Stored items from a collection
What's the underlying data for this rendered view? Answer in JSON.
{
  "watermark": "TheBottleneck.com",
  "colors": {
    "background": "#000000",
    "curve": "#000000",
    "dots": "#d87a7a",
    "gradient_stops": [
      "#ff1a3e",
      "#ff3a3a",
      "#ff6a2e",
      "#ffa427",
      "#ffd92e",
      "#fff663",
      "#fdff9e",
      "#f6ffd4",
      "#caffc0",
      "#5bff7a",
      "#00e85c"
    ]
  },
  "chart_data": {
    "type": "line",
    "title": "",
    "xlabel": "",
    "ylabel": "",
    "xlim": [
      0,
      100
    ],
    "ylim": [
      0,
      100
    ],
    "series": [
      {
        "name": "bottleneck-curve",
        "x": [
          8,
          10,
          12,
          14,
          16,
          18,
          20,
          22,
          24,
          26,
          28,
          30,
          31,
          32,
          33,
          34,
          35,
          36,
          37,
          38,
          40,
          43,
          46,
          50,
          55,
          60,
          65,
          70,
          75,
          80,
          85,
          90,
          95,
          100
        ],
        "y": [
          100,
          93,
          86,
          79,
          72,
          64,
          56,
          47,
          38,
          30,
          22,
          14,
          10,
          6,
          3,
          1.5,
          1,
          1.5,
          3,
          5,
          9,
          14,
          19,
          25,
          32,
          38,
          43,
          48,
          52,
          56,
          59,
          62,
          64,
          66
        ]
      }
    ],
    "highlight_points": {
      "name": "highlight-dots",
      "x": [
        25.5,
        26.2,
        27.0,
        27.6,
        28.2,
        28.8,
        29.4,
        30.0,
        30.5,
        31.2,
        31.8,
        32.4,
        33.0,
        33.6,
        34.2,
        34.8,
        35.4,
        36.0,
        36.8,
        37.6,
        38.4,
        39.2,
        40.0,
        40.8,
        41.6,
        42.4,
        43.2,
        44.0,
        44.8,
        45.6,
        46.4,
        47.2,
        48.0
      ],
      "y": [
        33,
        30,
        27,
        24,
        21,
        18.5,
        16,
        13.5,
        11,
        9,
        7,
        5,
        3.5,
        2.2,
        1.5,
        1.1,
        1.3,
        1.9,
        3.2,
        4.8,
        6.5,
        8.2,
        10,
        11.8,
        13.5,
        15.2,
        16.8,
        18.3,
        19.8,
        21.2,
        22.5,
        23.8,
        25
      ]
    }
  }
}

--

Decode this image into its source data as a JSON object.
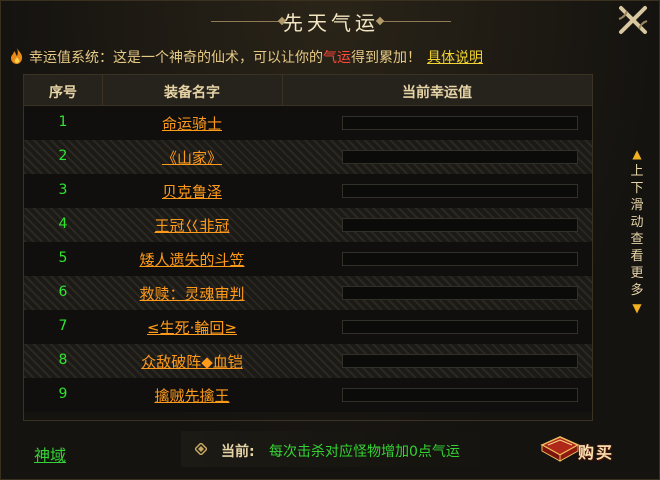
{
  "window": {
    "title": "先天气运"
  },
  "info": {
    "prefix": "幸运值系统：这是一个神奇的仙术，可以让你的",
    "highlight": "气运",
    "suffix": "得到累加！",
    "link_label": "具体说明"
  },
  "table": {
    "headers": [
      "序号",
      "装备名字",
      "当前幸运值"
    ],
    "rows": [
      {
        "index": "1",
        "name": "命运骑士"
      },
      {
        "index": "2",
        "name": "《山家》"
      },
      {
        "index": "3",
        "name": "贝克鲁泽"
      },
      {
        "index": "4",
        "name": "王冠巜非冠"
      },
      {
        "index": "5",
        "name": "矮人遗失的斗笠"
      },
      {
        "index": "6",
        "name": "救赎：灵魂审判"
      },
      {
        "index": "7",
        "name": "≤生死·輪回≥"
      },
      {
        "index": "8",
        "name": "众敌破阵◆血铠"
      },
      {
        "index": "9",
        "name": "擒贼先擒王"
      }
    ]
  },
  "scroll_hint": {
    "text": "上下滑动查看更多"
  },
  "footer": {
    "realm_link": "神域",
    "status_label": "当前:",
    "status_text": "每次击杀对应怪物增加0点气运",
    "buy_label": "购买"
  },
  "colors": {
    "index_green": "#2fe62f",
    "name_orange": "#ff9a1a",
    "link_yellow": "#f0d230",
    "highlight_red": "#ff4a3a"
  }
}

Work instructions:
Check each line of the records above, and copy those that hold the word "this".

Solution to the problem:
What's the underlying data for this rendered view? Answer in JSON.
Decode this image into its source data as a JSON object.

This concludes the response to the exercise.